» **Material for this task**
=======

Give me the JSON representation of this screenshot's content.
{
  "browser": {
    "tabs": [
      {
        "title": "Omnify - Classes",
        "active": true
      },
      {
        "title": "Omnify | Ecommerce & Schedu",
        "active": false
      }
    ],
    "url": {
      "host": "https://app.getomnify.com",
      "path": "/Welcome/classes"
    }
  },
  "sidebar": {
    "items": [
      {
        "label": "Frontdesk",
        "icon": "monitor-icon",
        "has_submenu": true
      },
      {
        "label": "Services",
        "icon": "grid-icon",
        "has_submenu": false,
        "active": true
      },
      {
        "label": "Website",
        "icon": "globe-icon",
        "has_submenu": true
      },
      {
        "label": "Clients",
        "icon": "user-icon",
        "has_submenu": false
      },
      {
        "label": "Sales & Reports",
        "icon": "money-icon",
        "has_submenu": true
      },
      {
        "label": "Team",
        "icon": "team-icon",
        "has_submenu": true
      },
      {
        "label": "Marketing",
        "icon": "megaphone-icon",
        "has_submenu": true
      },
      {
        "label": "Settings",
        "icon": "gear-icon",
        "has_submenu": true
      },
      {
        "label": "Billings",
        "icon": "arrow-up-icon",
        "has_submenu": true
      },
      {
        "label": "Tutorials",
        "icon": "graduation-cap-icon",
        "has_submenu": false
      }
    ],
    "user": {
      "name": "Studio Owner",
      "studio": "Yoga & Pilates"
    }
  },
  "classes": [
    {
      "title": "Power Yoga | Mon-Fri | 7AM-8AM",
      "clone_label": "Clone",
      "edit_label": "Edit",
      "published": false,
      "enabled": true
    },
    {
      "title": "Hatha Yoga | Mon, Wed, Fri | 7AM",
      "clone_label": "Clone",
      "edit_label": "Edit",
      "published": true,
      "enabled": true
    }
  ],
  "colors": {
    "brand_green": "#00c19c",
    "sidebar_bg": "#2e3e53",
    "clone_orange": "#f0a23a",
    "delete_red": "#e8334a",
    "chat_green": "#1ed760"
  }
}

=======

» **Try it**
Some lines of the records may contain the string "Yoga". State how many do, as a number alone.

» **Exercise answer**
3